- **Problem details**: Among the lines below, return each one that contains the word "title".
------ Given data ------
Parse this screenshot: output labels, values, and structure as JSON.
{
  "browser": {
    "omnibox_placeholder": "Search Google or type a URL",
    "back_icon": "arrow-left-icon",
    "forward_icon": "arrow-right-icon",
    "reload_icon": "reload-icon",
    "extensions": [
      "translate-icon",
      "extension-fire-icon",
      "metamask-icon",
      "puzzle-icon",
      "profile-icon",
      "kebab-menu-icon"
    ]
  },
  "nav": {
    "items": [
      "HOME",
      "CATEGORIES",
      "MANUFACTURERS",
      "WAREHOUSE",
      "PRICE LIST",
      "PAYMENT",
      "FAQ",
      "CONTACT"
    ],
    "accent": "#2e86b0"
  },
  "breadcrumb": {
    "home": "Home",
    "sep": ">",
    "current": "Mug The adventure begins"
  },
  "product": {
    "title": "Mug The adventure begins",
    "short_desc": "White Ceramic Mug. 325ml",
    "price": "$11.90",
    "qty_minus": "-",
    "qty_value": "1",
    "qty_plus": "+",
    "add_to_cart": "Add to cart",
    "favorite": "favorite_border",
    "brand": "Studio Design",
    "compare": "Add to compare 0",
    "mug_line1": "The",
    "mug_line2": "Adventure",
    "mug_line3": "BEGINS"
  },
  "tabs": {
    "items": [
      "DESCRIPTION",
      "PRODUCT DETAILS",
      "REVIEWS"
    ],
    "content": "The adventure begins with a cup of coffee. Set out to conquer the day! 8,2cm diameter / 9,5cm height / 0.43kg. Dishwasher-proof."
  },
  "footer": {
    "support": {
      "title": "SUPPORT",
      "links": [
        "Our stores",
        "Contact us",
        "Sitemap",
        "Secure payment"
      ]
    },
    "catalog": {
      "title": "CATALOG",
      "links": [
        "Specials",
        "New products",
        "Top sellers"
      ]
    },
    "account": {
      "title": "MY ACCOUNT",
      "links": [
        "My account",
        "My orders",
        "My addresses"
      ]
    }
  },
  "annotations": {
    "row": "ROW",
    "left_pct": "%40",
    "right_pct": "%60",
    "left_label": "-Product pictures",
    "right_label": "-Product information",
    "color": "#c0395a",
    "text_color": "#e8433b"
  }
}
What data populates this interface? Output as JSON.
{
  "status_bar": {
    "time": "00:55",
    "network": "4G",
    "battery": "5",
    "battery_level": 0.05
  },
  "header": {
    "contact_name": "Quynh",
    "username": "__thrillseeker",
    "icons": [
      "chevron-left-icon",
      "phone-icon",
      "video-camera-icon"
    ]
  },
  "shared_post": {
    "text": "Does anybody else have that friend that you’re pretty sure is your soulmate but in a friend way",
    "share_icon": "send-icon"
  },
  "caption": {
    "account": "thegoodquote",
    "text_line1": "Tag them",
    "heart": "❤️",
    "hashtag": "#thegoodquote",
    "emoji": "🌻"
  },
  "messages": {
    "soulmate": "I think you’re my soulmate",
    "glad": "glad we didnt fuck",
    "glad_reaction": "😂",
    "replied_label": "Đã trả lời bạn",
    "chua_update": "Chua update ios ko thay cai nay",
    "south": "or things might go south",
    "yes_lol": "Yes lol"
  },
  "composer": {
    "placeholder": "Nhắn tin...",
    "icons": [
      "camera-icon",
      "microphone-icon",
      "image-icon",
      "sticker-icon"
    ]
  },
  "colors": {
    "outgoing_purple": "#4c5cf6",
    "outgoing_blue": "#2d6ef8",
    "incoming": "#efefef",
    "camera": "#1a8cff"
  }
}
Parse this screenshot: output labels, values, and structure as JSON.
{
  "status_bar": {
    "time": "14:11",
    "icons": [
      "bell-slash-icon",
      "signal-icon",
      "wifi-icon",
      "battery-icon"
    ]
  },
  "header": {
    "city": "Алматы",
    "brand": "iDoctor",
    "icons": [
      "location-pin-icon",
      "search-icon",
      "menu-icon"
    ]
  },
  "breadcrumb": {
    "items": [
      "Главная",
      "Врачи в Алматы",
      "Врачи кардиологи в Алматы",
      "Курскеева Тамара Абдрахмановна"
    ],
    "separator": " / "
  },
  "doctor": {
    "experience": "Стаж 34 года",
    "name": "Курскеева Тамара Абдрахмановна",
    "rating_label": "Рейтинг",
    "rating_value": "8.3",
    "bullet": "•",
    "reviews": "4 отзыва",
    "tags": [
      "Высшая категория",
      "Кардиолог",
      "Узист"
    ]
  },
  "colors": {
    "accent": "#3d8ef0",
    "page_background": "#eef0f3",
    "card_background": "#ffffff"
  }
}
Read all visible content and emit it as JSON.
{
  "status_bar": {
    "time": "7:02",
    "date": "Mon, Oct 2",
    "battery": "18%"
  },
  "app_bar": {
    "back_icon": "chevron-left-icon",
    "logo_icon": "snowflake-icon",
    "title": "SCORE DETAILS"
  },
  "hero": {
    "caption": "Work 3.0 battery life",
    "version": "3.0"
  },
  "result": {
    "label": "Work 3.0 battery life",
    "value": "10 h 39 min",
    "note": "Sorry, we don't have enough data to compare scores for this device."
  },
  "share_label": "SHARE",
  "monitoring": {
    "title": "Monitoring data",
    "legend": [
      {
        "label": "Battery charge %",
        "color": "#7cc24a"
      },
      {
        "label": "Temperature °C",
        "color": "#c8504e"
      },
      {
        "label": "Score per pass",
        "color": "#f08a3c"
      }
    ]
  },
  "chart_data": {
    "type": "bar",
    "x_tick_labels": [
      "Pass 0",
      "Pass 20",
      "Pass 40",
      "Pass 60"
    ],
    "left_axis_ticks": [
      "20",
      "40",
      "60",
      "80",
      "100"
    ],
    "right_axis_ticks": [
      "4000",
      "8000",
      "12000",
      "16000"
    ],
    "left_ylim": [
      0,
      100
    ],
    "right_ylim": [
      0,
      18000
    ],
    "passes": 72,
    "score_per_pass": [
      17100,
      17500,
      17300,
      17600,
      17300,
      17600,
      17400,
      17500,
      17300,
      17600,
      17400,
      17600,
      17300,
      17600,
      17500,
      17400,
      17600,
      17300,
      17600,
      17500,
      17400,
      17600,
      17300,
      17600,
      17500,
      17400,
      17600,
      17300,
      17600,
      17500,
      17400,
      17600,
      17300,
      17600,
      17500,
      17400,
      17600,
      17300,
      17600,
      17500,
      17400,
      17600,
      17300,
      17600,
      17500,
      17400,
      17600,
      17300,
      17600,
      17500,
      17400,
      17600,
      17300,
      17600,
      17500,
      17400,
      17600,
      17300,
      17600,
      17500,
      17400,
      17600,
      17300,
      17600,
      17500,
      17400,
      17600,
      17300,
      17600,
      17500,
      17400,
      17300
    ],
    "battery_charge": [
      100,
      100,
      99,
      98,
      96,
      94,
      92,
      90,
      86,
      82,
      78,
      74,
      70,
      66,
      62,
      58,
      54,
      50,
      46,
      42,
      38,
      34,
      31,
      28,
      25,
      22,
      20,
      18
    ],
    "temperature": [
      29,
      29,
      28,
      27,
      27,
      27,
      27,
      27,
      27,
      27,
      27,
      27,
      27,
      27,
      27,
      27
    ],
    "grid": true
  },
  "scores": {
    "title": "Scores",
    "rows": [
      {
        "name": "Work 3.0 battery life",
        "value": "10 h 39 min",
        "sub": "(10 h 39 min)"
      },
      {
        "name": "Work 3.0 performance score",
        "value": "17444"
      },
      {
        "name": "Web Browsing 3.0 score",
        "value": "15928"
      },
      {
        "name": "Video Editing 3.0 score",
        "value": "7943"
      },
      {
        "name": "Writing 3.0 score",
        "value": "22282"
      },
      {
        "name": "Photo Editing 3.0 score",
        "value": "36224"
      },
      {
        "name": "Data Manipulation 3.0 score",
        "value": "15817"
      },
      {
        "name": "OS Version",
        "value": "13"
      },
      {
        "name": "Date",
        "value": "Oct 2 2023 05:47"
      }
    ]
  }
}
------
- **Problem solution**:
    "title": "Mug The adventure begins",
      "title": "SUPPORT",
      "title": "CATALOG",
      "title": "MY ACCOUNT",
    "title": "SCORE DETAILS"
    "title": "Monitoring data",
    "title": "Scores",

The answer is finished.